* TASK ITEM
Repeat the records exactly as given. Do not include the pictures.

* ENTRIES SUPPLIED

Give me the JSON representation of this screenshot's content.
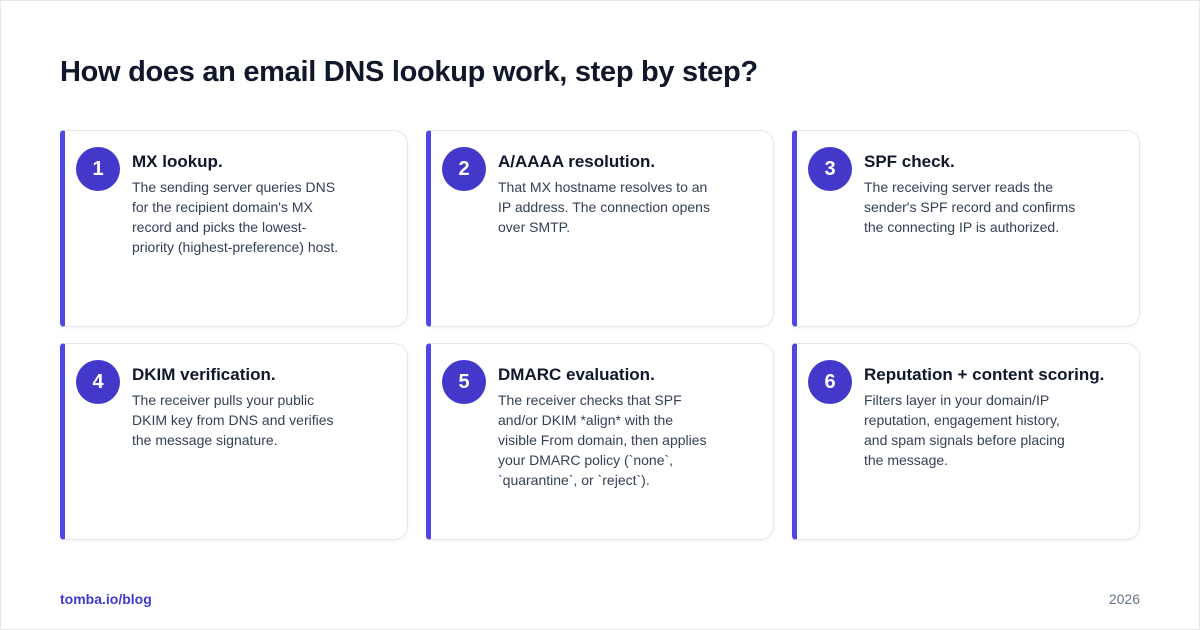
{
  "title": "How does an email DNS lookup work, step by step?",
  "accent_color": "#4338ca",
  "steps": [
    {
      "number": "1",
      "title": "MX lookup.",
      "description": "The sending server queries DNS for the recipient domain's MX record and picks the lowest-priority (highest-preference) host."
    },
    {
      "number": "2",
      "title": "A/AAAA resolution.",
      "description": "That MX hostname resolves to an IP address. The connection opens over SMTP."
    },
    {
      "number": "3",
      "title": "SPF check.",
      "description": "The receiving server reads the sender's SPF record and confirms the connecting IP is authorized."
    },
    {
      "number": "4",
      "title": "DKIM verification.",
      "description": "The receiver pulls your public DKIM key from DNS and verifies the message signature."
    },
    {
      "number": "5",
      "title": "DMARC evaluation.",
      "description": "The receiver checks that SPF and/or DKIM *align* with the visible From domain, then applies your DMARC policy (`none`, `quarantine`, or `reject`)."
    },
    {
      "number": "6",
      "title": "Reputation + content scoring.",
      "description": "Filters layer in your domain/IP reputation, engagement history, and spam signals before placing the message."
    }
  ],
  "footer": {
    "brand": "tomba.io/blog",
    "year": "2026"
  }
}
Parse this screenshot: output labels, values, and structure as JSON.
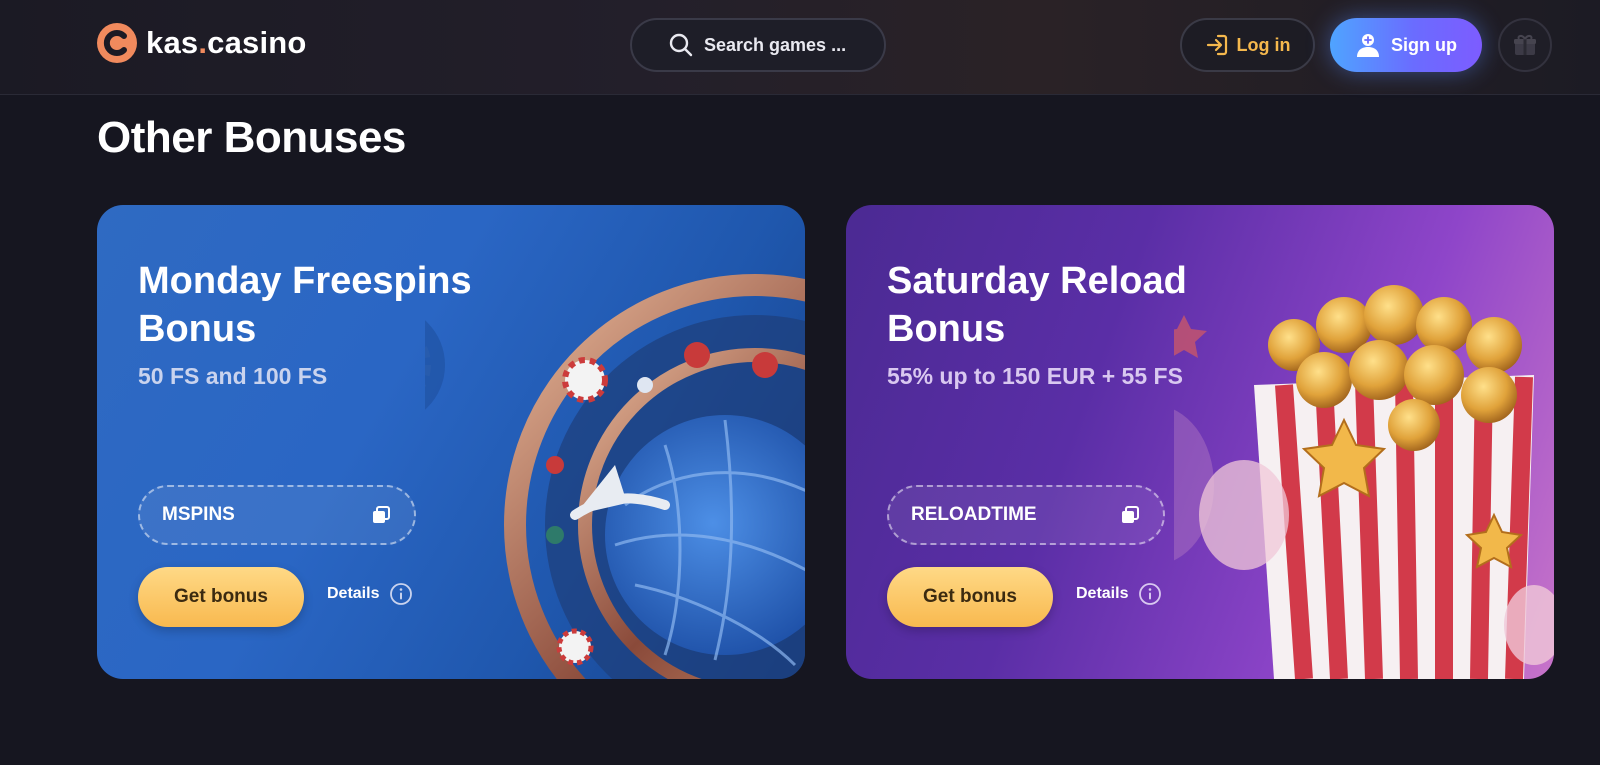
{
  "header": {
    "logo_main": "kas",
    "logo_dot": ".",
    "logo_tail": "casino",
    "search_placeholder": "Search games ...",
    "login_label": "Log in",
    "signup_label": "Sign up",
    "icons": [
      "search-icon",
      "login-icon",
      "user-add-icon",
      "gift-icon"
    ]
  },
  "section": {
    "title": "Other Bonuses"
  },
  "cards": [
    {
      "title": "Monday Freespins Bonus",
      "subtitle": "50 FS and 100 FS",
      "code": "MSPINS",
      "button_label": "Get bonus",
      "details_label": "Details"
    },
    {
      "title": "Saturday Reload Bonus",
      "subtitle": "55% up to 150 EUR + 55 FS",
      "code": "RELOADTIME",
      "button_label": "Get bonus",
      "details_label": "Details"
    }
  ],
  "colors": {
    "background": "#161620",
    "accent_orange": "#f08a5d",
    "login_text": "#f5b84d",
    "signup_gradient_start": "#4fa4ff",
    "signup_gradient_end": "#7d5cff",
    "get_bonus_start": "#ffd986",
    "get_bonus_end": "#f8b94f",
    "card1_bg": "#2a66c4",
    "card2_bg": "#5a2ea6"
  }
}
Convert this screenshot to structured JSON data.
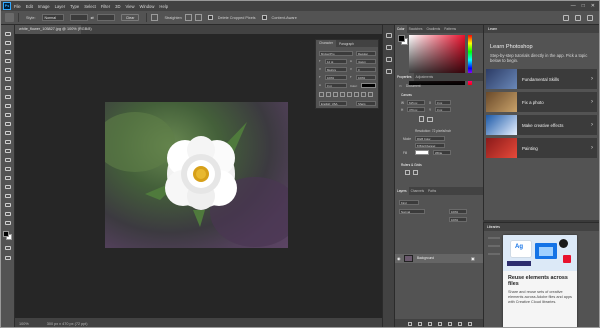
{
  "menubar": {
    "logo": "Ps",
    "items": [
      "File",
      "Edit",
      "Image",
      "Layer",
      "Type",
      "Select",
      "Filter",
      "3D",
      "View",
      "Window",
      "Help"
    ],
    "controls": [
      "—",
      "□",
      "✕"
    ]
  },
  "options": {
    "style_label": "Style:",
    "style_value": "Normal",
    "width_label": "Width:",
    "height_label": "Height:",
    "clear_label": "Clear",
    "straighten_label": "Straighten",
    "delete_cropped_label": "Delete Cropped Pixels",
    "content_aware_label": "Content-Aware"
  },
  "document": {
    "tab_label": "white_flower_105827.jpg @ 100% (RGB/8)",
    "status_zoom": "100%",
    "status_size": "300 px x 470 px (72 ppi)"
  },
  "character": {
    "tabs": [
      "Character",
      "Paragraph"
    ],
    "font_family": "Myriad Pro",
    "font_style": "Regular",
    "size": "12 pt",
    "leading": "(Auto)",
    "kerning": "Metrics",
    "tracking": "0",
    "vscale": "100%",
    "hscale": "100%",
    "baseline": "0 pt",
    "color_label": "Color:",
    "language": "English: USA",
    "antialias": "Sharp"
  },
  "color": {
    "tabs": [
      "Color",
      "Swatches",
      "Gradients",
      "Patterns"
    ],
    "fg": "#000000",
    "bg": "#ffffff",
    "hue_color": "#e8112d"
  },
  "properties": {
    "tabs": [
      "Properties",
      "Adjustments"
    ],
    "layer_type": "Document",
    "canvas_heading": "Canvas",
    "w_value": "615 px",
    "h_value": "479 px",
    "x_value": "0 px",
    "y_value": "0 px",
    "resolution": "Resolution: 72 pixels/inch",
    "mode_label": "Mode",
    "mode_value": "RGB Color",
    "depth_value": "8 Bits/Channel",
    "fill_label": "Fill",
    "fill_value": "White",
    "rulers_heading": "Rulers & Grids"
  },
  "layers": {
    "tabs": [
      "Layers",
      "Channels",
      "Paths"
    ],
    "kind_label": "Kind",
    "blend_mode": "Normal",
    "opacity": "100%",
    "fill": "100%",
    "layer_name": "Background"
  },
  "learn": {
    "tab": "Learn",
    "title": "Learn Photoshop",
    "description": "Step-by-step tutorials directly in the app. Pick a topic below to begin.",
    "items": [
      {
        "label": "Fundamental Skills",
        "color": "#3a4d7a"
      },
      {
        "label": "Fix a photo",
        "color": "#8c6a3c"
      },
      {
        "label": "Make creative effects",
        "color": "#2f6fb8"
      },
      {
        "label": "Painting",
        "color": "#b83030"
      }
    ]
  },
  "libraries": {
    "tab": "Libraries",
    "card_title": "Reuse elements across files",
    "card_desc": "Share and reuse sets of creative elements across Adobe files and apps with Creative Cloud libraries."
  }
}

* RESULT OF THIS EXERCISE
Give me the JSON representation of this screenshot's content.
{
  "title": "How does an email DNS lookup work, step by step?",
  "accent_color": "#4338ca",
  "steps": [
    {
      "number": "1",
      "title": "MX lookup.",
      "description": "The sending server queries DNS for the recipient domain's MX record and picks the lowest-priority (highest-preference) host."
    },
    {
      "number": "2",
      "title": "A/AAAA resolution.",
      "description": "That MX hostname resolves to an IP address. The connection opens over SMTP."
    },
    {
      "number": "3",
      "title": "SPF check.",
      "description": "The receiving server reads the sender's SPF record and confirms the connecting IP is authorized."
    },
    {
      "number": "4",
      "title": "DKIM verification.",
      "description": "The receiver pulls your public DKIM key from DNS and verifies the message signature."
    },
    {
      "number": "5",
      "title": "DMARC evaluation.",
      "description": "The receiver checks that SPF and/or DKIM *align* with the visible From domain, then applies your DMARC policy (`none`, `quarantine`, or `reject`)."
    },
    {
      "number": "6",
      "title": "Reputation + content scoring.",
      "description": "Filters layer in your domain/IP reputation, engagement history, and spam signals before placing the message."
    }
  ],
  "footer": {
    "brand": "tomba.io/blog",
    "year": "2026"
  }
}
Parse this screenshot: output labels, values, and structure as JSON.
{
  "header": {
    "logo_main": "kas",
    "logo_dot": ".",
    "logo_tail": "casino",
    "search_placeholder": "Search games ...",
    "login_label": "Log in",
    "signup_label": "Sign up",
    "icons": [
      "search-icon",
      "login-icon",
      "user-add-icon",
      "gift-icon"
    ]
  },
  "section": {
    "title": "Other Bonuses"
  },
  "cards": [
    {
      "title": "Monday Freespins Bonus",
      "subtitle": "50 FS and 100 FS",
      "code": "MSPINS",
      "button_label": "Get bonus",
      "details_label": "Details"
    },
    {
      "title": "Saturday Reload Bonus",
      "subtitle": "55% up to 150 EUR + 55 FS",
      "code": "RELOADTIME",
      "button_label": "Get bonus",
      "details_label": "Details"
    }
  ],
  "colors": {
    "background": "#161620",
    "accent_orange": "#f08a5d",
    "login_text": "#f5b84d",
    "signup_gradient_start": "#4fa4ff",
    "signup_gradient_end": "#7d5cff",
    "get_bonus_start": "#ffd986",
    "get_bonus_end": "#f8b94f",
    "card1_bg": "#2a66c4",
    "card2_bg": "#5a2ea6"
  }
}
Convert this screenshot to structured JSON data.
{
  "menubar": {
    "logo": "Ps",
    "items": [
      "File",
      "Edit",
      "Image",
      "Layer",
      "Type",
      "Select",
      "Filter",
      "3D",
      "View",
      "Window",
      "Help"
    ],
    "controls": [
      "—",
      "□",
      "✕"
    ]
  },
  "options": {
    "style_label": "Style:",
    "style_value": "Normal",
    "width_label": "Width:",
    "height_label": "Height:",
    "clear_label": "Clear",
    "straighten_label": "Straighten",
    "delete_cropped_label": "Delete Cropped Pixels",
    "content_aware_label": "Content-Aware"
  },
  "document": {
    "tab_label": "white_flower_105827.jpg @ 100% (RGB/8)",
    "status_zoom": "100%",
    "status_size": "300 px x 470 px (72 ppi)"
  },
  "character": {
    "tabs": [
      "Character",
      "Paragraph"
    ],
    "font_family": "Myriad Pro",
    "font_style": "Regular",
    "size": "12 pt",
    "leading": "(Auto)",
    "kerning": "Metrics",
    "tracking": "0",
    "vscale": "100%",
    "hscale": "100%",
    "baseline": "0 pt",
    "color_label": "Color:",
    "language": "English: USA",
    "antialias": "Sharp"
  },
  "color": {
    "tabs": [
      "Color",
      "Swatches",
      "Gradients",
      "Patterns"
    ],
    "fg": "#000000",
    "bg": "#ffffff",
    "hue_color": "#e8112d"
  },
  "properties": {
    "tabs": [
      "Properties",
      "Adjustments"
    ],
    "layer_type": "Document",
    "canvas_heading": "Canvas",
    "w_value": "615 px",
    "h_value": "479 px",
    "x_value": "0 px",
    "y_value": "0 px",
    "resolution": "Resolution: 72 pixels/inch",
    "mode_label": "Mode",
    "mode_value": "RGB Color",
    "depth_value": "8 Bits/Channel",
    "fill_label": "Fill",
    "fill_value": "White",
    "rulers_heading": "Rulers & Grids"
  },
  "layers": {
    "tabs": [
      "Layers",
      "Channels",
      "Paths"
    ],
    "kind_label": "Kind",
    "blend_mode": "Normal",
    "opacity": "100%",
    "fill": "100%",
    "layer_name": "Background"
  },
  "learn": {
    "tab": "Learn",
    "title": "Learn Photoshop",
    "description": "Step-by-step tutorials directly in the app. Pick a topic below to begin.",
    "items": [
      {
        "label": "Fundamental Skills",
        "color": "#3a4d7a"
      },
      {
        "label": "Fix a photo",
        "color": "#8c6a3c"
      },
      {
        "label": "Make creative effects",
        "color": "#2f6fb8"
      },
      {
        "label": "Painting",
        "color": "#b83030"
      }
    ]
  },
  "libraries": {
    "tab": "Libraries",
    "card_title": "Reuse elements across files",
    "card_desc": "Share and reuse sets of creative elements across Adobe files and apps with Creative Cloud libraries."
  }
}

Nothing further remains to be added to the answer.